The first International Consultative Conference on the Implementation of the Economic Community of West African States Small Arms Control Programme (ECOSAP), organised jointly by ECOWAS and the Government of Ghana, with support from Ghana UNDP country office, was held from 12 - 16 February 2007. At the end of the conference, member states adopted a Harmonised Regional SALW Control Implementation Action Plan for 2007. In that document, the conduct of national SALW surveys was agreed as the most important joint activity for 2007. ECOSAP worked to support this aim, leading to the adoption of a harmonised set of survey questionnaires at the end of a two day consultative meeting held in Bamako, Mail, from 28 - 29 April 2008. The surveys track, inter alia, distribution of SALW, stockpile management issues and knowledge, attitude and perception (KAP) of SALW issues. This endeavour included collaboration between ECOWAS and its Member States with UNDP, UNDESA and the Small Arms Survey

ECOSAP has also organised border management meetings, dividing Member States into four clusters for this purpose, in which field experiences are exchanged between National Commissions, national survey consultants, ECOSAP, the ECOWAS Commission and UNDP. More recently, ECOSAP organised workshops for representatives from Member States’ armed forces and police on the professional management and security of the stocks of arms and ammunition in line with current international best-practices. Topics covered included record-keeping and accident prevention.
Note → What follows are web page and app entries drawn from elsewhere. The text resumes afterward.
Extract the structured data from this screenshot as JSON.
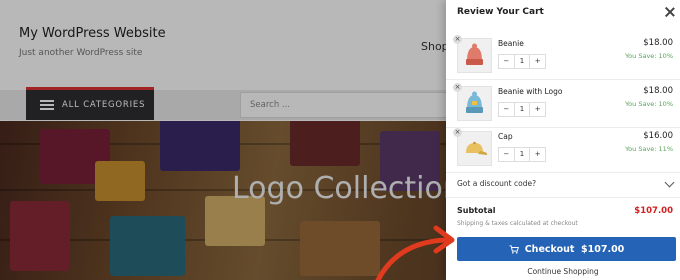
{
  "site": {
    "title": "My WordPress Website",
    "tagline": "Just another WordPress site",
    "nav_item": "Shop",
    "categories_label": "ALL CATEGORIES",
    "search_placeholder": "Search ...",
    "hero_title": "Logo Collection"
  },
  "cart": {
    "title": "Review Your Cart",
    "items": [
      {
        "name": "Beanie",
        "qty": "1",
        "price": "$18.00",
        "savings": "You Save: 10%",
        "icon": "beanie-icon"
      },
      {
        "name": "Beanie with Logo",
        "qty": "1",
        "price": "$18.00",
        "savings": "You Save: 10%",
        "icon": "beanie-logo-icon"
      },
      {
        "name": "Cap",
        "qty": "1",
        "price": "$16.00",
        "savings": "You Save: 11%",
        "icon": "cap-icon"
      }
    ],
    "qty_minus": "−",
    "qty_plus": "+",
    "remove_symbol": "×",
    "discount_label": "Got a discount code?",
    "subtotal_label": "Subtotal",
    "subtotal_value": "$107.00",
    "shipping_note": "Shipping & taxes calculated at checkout",
    "checkout_label": "Checkout  $107.00",
    "continue_label": "Continue Shopping"
  },
  "colors": {
    "accent": "#2563b7",
    "subtotal": "#d21f1f",
    "savings": "#5aa45a",
    "arrow": "#e03a1f"
  }
}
A workshop for English speaking states was held in Kaduna, Nigeria on 8 – 12 June 2009 while French and Portuguese speaking states were hosted in Bamako, Mali on 11 – 14 May 2009 at the Ecole de Maintien de la Paix.
Member countries:
Burkina Faso
Cape Verde
Côte d'Ivoire
Sierra Leone